This is why Brett Kavanaugh, a wealthy white federal judge who was credibly accused of sexual violence yet was nonetheless elevated to the most powerful court in the country, managed to so successfully present himself to the nation as mortally imperiled. “My family and my name have been totally and permanently destroyed,” Kavanaugh said, while Trump postulated that “it’s a very scary & dangerous time for young men in America,” describing those who opposed Kavanaugh’s appointment as a “liberal mob” and suggesting that those on the right who defended him should get “security to protect themselves.” (It’s certainly not just big bad Republicans who do this kind of inversion. In 2018, NBC News anchor Tom Brokaw described himself as having been “taken to the guillotine” after having been accused by one woman of having kissed her against her will in the 1990s; the British director Terry Gilliam claimed in 2018 that actor Matt Damon, after having been criticized on Twitter for comments he made about Me Too, had been “beaten to death.”)

The impulse to revert to falsified claims of vulnerability and physical suffering reflects the sense of many who believe themselves to have some innate claim to power — or maybe even just the experience of holding it — that that claim is being compromised, and that that loss of unchallenged primacy is tantamount to actual harm. The claim that established power is being threatened is also, circularly, the very imagined conviction that undergirded the practice of lynching itself. Black Americans were often lynched in response to the imagined or invented sexual incursions on white bodies, but also simply after moving into or nearby white communities, attempting to vote, or building successful businesses that interfered in any way with unfettered white profit.

It’s this sense that is, to some degree, the distinguishing undercurrent of the era we’re living through.

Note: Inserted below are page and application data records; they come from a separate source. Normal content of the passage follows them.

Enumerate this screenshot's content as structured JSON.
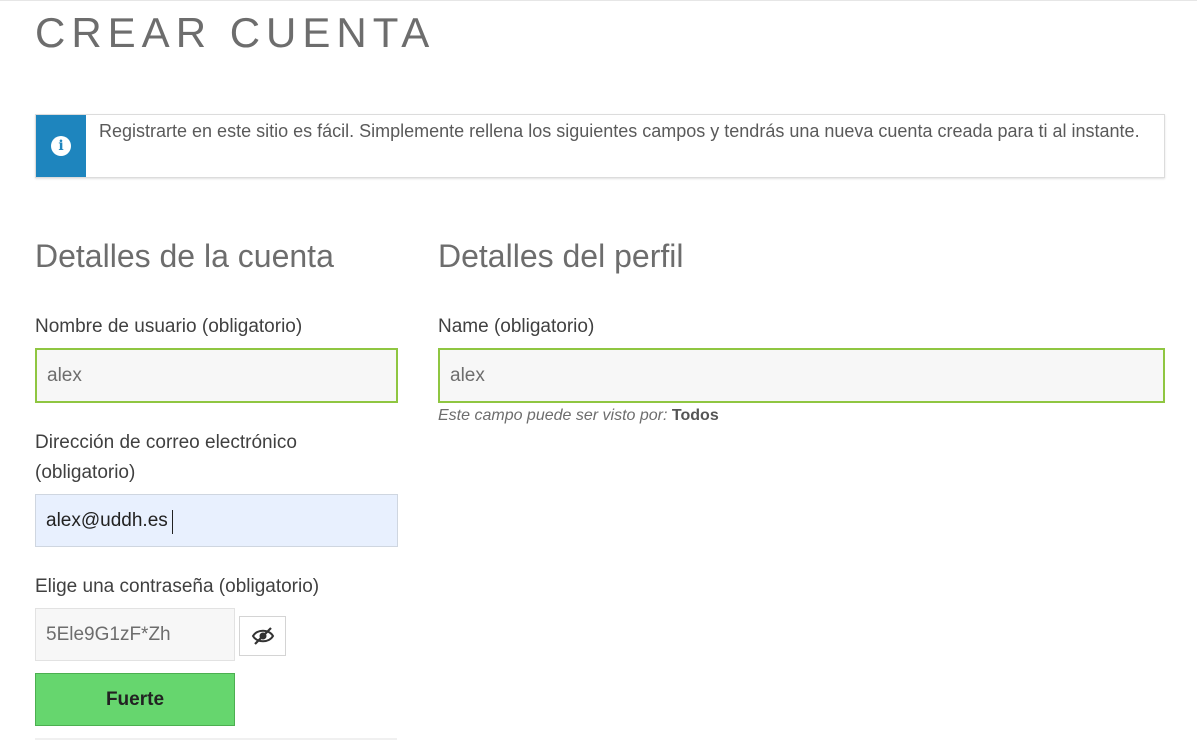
{
  "page": {
    "title": "CREAR CUENTA"
  },
  "notice": {
    "icon": "info-icon",
    "icon_glyph": "i",
    "text": "Registrarte en este sitio es fácil. Simplemente rellena los siguientes campos y tendrás una nueva cuenta creada para ti al instante.",
    "accent_color": "#1e85be"
  },
  "account": {
    "heading": "Detalles de la cuenta",
    "username": {
      "label": "Nombre de usuario (obligatorio)",
      "value": "alex"
    },
    "email": {
      "label": "Dirección de correo electrónico (obligatorio)",
      "value": "alex@uddh.es"
    },
    "password": {
      "label": "Elige una contraseña (obligatorio)",
      "value": "5Ele9G1zF*Zh",
      "toggle_icon": "eye-slash-icon"
    },
    "strength": {
      "label": "Fuerte",
      "color": "#66d66e"
    }
  },
  "profile": {
    "heading": "Detalles del perfil",
    "name": {
      "label": "Name (obligatorio)",
      "value": "alex"
    },
    "visibility_prefix": "Este campo puede ser visto por:",
    "visibility_value": "Todos"
  },
  "colors": {
    "valid_border": "#8fc641",
    "autofill_bg": "#e8f0fe"
  }
}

It’s behind the MAGA hats and the nostalgia for a more officially stratified America; it underpins the drive to build courts that will reverse voting and reproductive and collective bargaining rights; it’s what permits Trump to brag about grabbing women and hearken back at his rallies to the days when protesters would be taken out on stretchers and compare himself to a victim of lynching and not suffer for it with his base, but in fact become more warmly embraced as an expressor of their own convictions. It’s what gives a crowd of white, suited Republican men the idea of barging into legitimate, regulated impeachment inquiry hearings in an effort to shut them down — as they did on Wednesday, delaying the deposition of a Defense Department official by five hours. It was simultaneously a piece of inane political theater, but also a frightening visual reminder: a taste of what a mob of powerful white men — claiming to be seeking “justice” for a man who says he’s been victimized — are capable of.

Why Powerful Men Love to Cast Themselves As Victims